Some practical ways of knowing our ‘real reasons’
Sometimes, there is no reason. We do what we do just because. No analysis required.
There is this Chambord ad I love that hits that nail on the head.
This list is to help you with those other times – when recognizing your true intentions and their underlying whys feels important.
Practice setting (real) intentions: For your day, or ahead of critical events/conversations. Keep it simple. This practice will help you to become more aware of your values and drivers.
Reflect on the things you consistently do (and not do) without having to bully yourself: Try to uncover the reason why you are successful in maintaining some habits but not others.
Try ‘the reason’ writing exercise. Write down the action (i.e. join the gym). And then write down as many reasons as you can think of. Record the most ridiculous, make believe reason. Record the most noble reason. Then try to write the ‘real’ one. And then the ‘really real’ one.
This is supposed to be a little fun.

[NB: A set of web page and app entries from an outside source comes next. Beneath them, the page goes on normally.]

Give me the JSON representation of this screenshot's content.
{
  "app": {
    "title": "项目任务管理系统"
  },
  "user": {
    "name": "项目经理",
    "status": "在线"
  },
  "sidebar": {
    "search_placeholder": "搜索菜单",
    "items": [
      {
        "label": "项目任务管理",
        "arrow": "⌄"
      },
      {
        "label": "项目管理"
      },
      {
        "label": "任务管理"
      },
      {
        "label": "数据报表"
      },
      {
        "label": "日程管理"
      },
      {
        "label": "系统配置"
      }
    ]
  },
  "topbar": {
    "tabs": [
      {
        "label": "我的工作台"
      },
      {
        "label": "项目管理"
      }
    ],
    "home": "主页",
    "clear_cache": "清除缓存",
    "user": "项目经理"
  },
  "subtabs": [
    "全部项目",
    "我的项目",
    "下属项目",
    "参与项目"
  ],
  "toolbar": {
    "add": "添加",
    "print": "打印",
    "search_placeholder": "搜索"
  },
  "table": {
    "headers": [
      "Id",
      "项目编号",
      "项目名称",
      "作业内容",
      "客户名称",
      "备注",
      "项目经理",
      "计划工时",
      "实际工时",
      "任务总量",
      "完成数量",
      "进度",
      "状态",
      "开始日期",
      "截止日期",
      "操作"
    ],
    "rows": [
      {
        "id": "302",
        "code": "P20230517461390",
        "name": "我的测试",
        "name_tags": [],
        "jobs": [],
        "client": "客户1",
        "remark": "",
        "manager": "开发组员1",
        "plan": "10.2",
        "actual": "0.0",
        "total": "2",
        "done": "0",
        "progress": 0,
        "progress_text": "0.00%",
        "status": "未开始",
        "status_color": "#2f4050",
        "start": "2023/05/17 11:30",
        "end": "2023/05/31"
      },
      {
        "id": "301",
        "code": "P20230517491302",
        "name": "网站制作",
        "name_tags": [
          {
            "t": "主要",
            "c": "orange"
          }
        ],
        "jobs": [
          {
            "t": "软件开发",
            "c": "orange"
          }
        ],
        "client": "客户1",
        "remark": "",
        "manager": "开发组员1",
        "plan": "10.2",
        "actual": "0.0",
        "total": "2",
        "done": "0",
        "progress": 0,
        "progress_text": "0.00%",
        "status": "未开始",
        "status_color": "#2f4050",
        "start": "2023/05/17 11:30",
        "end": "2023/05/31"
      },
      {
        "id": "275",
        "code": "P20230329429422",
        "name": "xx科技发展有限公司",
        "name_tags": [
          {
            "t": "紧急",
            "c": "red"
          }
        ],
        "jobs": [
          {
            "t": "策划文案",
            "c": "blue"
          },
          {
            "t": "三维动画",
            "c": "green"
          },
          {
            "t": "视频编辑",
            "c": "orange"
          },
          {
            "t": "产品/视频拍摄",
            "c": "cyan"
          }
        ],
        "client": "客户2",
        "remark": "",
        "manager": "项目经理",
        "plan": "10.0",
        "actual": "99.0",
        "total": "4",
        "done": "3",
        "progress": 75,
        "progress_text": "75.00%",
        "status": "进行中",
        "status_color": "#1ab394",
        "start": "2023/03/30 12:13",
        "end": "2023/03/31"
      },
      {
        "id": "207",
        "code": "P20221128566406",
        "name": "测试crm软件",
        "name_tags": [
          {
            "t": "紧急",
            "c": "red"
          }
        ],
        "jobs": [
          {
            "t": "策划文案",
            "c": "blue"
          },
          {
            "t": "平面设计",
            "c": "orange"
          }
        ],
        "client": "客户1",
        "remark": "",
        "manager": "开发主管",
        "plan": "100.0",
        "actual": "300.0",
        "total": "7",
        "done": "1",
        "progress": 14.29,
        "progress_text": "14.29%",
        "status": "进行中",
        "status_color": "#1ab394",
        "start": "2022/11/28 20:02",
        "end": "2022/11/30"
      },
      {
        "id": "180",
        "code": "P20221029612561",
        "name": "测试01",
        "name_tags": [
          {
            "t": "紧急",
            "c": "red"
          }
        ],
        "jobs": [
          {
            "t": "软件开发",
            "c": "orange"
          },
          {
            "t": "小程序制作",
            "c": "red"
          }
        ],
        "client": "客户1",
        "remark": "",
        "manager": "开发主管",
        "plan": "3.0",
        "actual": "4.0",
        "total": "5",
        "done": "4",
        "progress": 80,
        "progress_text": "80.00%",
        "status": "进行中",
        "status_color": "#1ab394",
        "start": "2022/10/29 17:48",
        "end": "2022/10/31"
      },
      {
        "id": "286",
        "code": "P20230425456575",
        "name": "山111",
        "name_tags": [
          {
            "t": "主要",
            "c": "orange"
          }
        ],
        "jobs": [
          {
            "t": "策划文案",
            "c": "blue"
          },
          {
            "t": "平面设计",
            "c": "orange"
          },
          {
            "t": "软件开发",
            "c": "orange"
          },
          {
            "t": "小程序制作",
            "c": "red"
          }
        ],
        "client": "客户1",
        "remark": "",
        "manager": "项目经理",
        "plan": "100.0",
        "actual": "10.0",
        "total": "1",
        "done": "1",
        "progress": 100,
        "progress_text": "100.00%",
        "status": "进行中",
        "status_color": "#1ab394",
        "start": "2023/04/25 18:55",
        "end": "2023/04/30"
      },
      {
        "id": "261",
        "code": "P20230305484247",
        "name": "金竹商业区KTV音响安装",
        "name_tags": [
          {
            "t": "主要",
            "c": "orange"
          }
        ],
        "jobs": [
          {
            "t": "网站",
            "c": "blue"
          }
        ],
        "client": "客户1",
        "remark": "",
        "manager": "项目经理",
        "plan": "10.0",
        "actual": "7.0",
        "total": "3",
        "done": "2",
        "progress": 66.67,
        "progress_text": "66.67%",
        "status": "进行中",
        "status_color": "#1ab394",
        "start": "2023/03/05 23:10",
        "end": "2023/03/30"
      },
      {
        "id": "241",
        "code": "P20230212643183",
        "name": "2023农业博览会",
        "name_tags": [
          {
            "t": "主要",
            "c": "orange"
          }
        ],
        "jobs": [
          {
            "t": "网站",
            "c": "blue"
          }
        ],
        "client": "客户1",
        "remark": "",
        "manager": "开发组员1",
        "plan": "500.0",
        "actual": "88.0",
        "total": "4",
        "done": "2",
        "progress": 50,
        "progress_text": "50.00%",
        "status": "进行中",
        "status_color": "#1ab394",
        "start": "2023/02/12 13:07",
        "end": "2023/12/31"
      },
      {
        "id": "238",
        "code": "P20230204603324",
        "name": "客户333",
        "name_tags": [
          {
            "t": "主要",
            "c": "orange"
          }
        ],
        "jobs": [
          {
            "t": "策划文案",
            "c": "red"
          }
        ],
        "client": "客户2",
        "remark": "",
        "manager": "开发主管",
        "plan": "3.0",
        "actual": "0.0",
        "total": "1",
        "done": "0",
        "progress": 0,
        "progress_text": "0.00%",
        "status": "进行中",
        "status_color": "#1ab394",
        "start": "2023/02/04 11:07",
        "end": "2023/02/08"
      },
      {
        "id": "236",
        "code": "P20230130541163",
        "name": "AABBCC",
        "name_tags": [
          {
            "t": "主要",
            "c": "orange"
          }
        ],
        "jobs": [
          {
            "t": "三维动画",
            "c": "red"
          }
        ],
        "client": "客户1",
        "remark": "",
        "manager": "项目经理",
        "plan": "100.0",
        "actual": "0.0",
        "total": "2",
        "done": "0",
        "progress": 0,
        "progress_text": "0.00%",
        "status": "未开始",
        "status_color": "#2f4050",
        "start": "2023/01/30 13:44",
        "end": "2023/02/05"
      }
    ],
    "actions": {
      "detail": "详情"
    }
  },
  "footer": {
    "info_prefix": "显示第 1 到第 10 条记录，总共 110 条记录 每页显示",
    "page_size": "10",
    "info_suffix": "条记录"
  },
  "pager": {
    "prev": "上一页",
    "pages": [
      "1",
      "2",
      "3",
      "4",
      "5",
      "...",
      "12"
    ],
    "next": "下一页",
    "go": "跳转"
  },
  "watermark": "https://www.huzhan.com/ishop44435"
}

This exercise is so good because it forces you to reflect on the stories we tell ourselves about why we do what we do – and what liars we are. It also lends a little lightness into things. You begin to see that one reason is really no superior to the other reason.There are no 'bad' intentions. Just those more or less likely to bring us authentic happiness Click To Tweet
The point is to sharpen that skill of setting intentions that are more likely to bring us some authentic happiness.
Take an interest in knowing and understanding other people’s ‘whys’: I’m not talking about second guessing their intentions with you. I’m talking about asking them why they think such and such is important to them. This is a great way to understand yourself and them better. Plus, it helps to create connection.
Take a self-discovery jaunt using the Enneagram.
Getting more in touch with your heart: This is less easy for some of us than others. For those of us that live in our heads, the tonics come in the form of basic self care practices like mindfulness (thinking about thinking). We get more in touch with our feelings about things (instead of our thinkings) by consciously taking the focus off analyzing things onto sensing them.
Lose something – a job, a partner, a house: Obviously I wouldn’t recommend it, but when someone or something is unceremoniously removed from life, this is a great opportunity to question our real reasons for caring.
Commit to learning about self through reading, journalling, reflection, coaching.
Accept that sometimes the why eludes us. Chill out. Clarity will come.
Ultimately, this is about finding out what’s important to you and why, and deciding whether continually valuing these things is building you some authentic happiness – or whether you are barking up the wrong tree.
This post overlaps with themes outlined in the previous posts: